• communicate with children and accept respectful feedback
• say no, but try to understand the child’s point of view
• calmly set boundaries
• have children who can speak to them without fear of getting in trouble
• Communicate expectations and give consequences
When a child does not want to go to a party, an authoritative parent might say, “I understand you’re not in the mood to go, but you committed to going. People are more likely to trust you when you keep promises. Hopefully, you will have fun!”
Authoritative parents, usually the most effective, have high expectations balanced with flexibility and communication that foster loving and trusting relationships. If you are authoritative, keep up the great work. Be kind to yourself if, occasionally, you do not communicate the way you had hoped to. Children will tend to remain emotionally connected to you because the bond of trust and respect was already built.
• may often leave the child alone
• may not have a sense of the child’s school or social life
• may not offer reciprocity to a child’s attempts to connect
• may respond to a child only on the basis of their own needs and desires
Uninvolved parents might respond to a child’s request to build Legos together by saying “I’m exhausted. I’ve had a busy day. Just do it on your own.”
While not sheltering children from challenging experiences is helpful for building determination, this style often leaves children feeling as if they cannot trust their caregivers. If uninvolved, consider seeking support to repair the relationship.
• avoid conflict with their children
• feel uncomfortable setting limits
• alter rules based on a child’s response/mood
• may prefer to be a child’s friend
• find it difficult to tolerate a child’s anger or disappointment
When a child asks for candy at the store after the parent has said “no,” a permissive parent might say “ok have it. You’re a good girl.”
Permissive parents are responsive to children, but have neither limits nor consequences. They are loving, yet indulgent. This may be a reaction to or a rejection of their authoritarian parents.
A lack of boundaries can make children feel unsafe or give them a sense of entitlement. They may have difficulty sharing and may feel like the leader of the house. Permissive parents should remain nurturing and loving, but begin to enforce rules and boundaries.
• strive to have children be obedient
• believe rules should be followed without exception/explanation
• want to appear in charge
• may not show much warmth and affection
Children are arguing, and the authoritarian parent grounds them for yelling. When one child explains what was happening, the parent grounds them further for talking back and challenging authority.
Authoritarian parents have high expectations but may not be emotionally responsive.

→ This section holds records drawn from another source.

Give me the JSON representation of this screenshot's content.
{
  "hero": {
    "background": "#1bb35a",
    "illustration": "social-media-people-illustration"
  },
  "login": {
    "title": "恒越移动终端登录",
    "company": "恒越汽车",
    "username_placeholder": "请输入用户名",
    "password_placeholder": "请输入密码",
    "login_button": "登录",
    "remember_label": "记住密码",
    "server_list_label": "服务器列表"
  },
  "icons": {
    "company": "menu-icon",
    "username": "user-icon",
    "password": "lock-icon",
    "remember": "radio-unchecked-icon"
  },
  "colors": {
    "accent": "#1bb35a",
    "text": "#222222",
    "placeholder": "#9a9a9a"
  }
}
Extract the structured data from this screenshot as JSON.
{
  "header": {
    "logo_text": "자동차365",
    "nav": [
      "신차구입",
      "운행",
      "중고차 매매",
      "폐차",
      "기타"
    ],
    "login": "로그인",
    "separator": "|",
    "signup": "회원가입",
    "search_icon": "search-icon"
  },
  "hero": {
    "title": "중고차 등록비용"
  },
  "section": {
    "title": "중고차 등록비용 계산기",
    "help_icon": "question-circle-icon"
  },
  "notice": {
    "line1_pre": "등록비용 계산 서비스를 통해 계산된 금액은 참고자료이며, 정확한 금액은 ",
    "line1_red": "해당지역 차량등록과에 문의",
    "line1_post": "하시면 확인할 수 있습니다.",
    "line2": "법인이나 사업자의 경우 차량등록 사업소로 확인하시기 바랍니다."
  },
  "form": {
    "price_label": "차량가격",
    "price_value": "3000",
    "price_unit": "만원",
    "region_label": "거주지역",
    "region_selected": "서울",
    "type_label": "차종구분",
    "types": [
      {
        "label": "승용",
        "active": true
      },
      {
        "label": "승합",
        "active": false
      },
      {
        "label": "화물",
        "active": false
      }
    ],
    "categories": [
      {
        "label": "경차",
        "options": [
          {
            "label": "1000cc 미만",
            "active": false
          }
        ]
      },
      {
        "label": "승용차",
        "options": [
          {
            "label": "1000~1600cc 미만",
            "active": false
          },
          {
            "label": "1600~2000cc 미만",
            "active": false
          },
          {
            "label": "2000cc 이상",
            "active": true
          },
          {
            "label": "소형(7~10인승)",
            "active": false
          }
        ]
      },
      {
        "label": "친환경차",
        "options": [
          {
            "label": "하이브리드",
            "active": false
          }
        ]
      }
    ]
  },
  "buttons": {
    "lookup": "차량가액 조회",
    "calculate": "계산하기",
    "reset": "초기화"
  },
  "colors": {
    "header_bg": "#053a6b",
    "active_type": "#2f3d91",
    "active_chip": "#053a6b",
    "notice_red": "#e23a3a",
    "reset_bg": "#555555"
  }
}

They lead with a “because I said so” attitude, leaving little room for communication.
Rules set by authoritarian parents are appropriate; however the goal is to balance with warmth, open communication and flexibility. Children may have high anxiety, low self-esteem and believe they are only worthy of love when being obedient.
Parents bring culture, family history, and their own temperament into their parenting style. Reflecting on your style of parenting and adopting from other styles can help support optimal emotional development. If you feel overwhelmed and unable to make changes you want to, consider seeking support from a licensed professional.
Graziella Simonetti is a parent educator for EAC Network’s Long Island Parenting Institute and works as an early childhood social worker for the New York City Department of Education. She holds an advanced certificate in parent education from Adelphi University and is a NYSPEP credentialed parenting educator. Simonetti is a former kindergarten teacher.